• What the task asks
Scan the entries and copy each line where the word "products" is present.

Start of Exercise input

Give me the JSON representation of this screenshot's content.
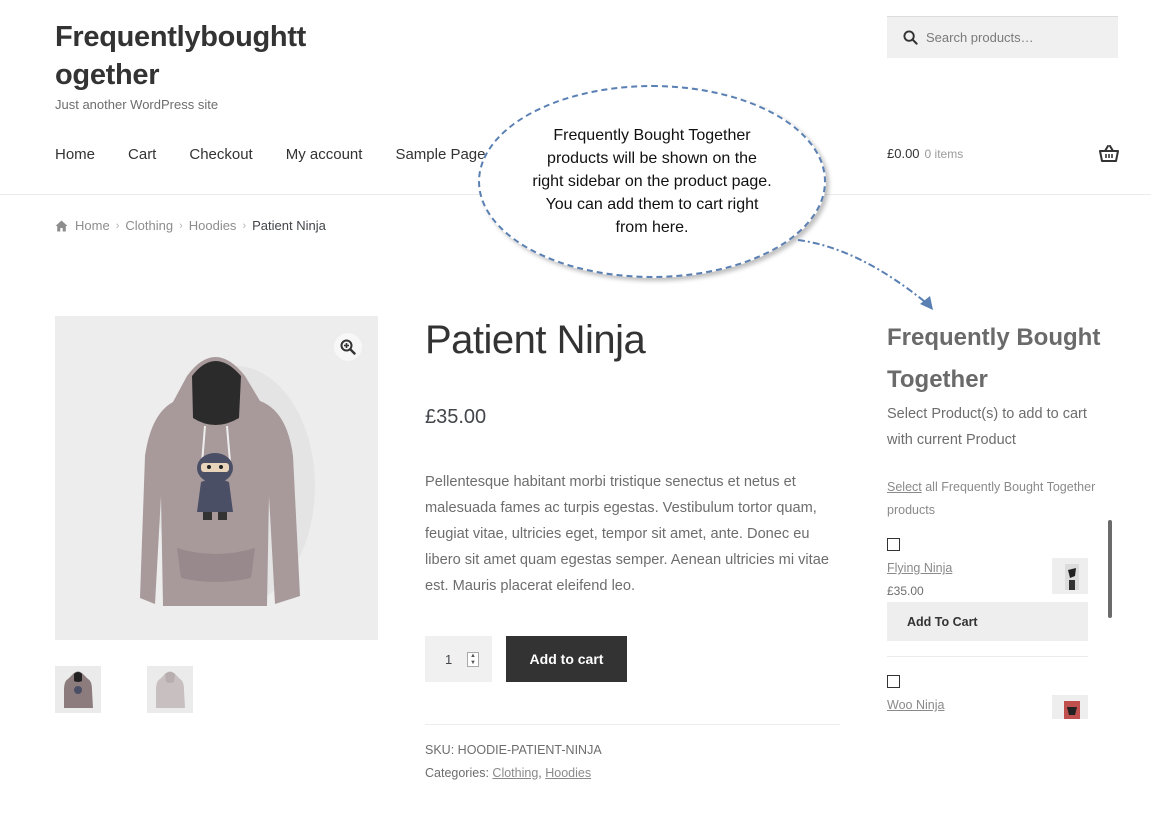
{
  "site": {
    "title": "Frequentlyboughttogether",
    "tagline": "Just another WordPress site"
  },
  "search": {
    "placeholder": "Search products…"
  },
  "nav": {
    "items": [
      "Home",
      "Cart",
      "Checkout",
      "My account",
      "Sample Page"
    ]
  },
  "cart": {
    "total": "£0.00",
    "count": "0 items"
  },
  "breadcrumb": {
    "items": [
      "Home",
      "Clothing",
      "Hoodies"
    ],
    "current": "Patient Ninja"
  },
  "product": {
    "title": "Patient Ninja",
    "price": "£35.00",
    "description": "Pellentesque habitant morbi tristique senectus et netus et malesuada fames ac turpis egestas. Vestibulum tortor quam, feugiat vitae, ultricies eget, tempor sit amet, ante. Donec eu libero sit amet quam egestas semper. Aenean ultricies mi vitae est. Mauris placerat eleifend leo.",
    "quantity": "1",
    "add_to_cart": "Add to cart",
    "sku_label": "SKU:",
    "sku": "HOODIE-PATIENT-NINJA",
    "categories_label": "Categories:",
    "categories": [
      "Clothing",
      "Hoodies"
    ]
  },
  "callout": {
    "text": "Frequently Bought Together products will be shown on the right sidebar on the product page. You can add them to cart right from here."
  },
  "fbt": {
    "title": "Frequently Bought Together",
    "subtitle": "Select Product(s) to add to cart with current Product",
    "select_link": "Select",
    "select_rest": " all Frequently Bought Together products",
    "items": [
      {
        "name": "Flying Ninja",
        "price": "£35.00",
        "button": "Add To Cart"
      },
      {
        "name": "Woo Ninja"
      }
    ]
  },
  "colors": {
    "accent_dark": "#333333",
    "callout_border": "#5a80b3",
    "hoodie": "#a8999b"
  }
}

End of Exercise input

• Output of the exercise
    "placeholder": "Search products…"
    "text": "Frequently Bought Together products will be shown on the right sidebar on the product page. You can add them to cart right from here."
    "select_rest": " all Frequently Bought Together products",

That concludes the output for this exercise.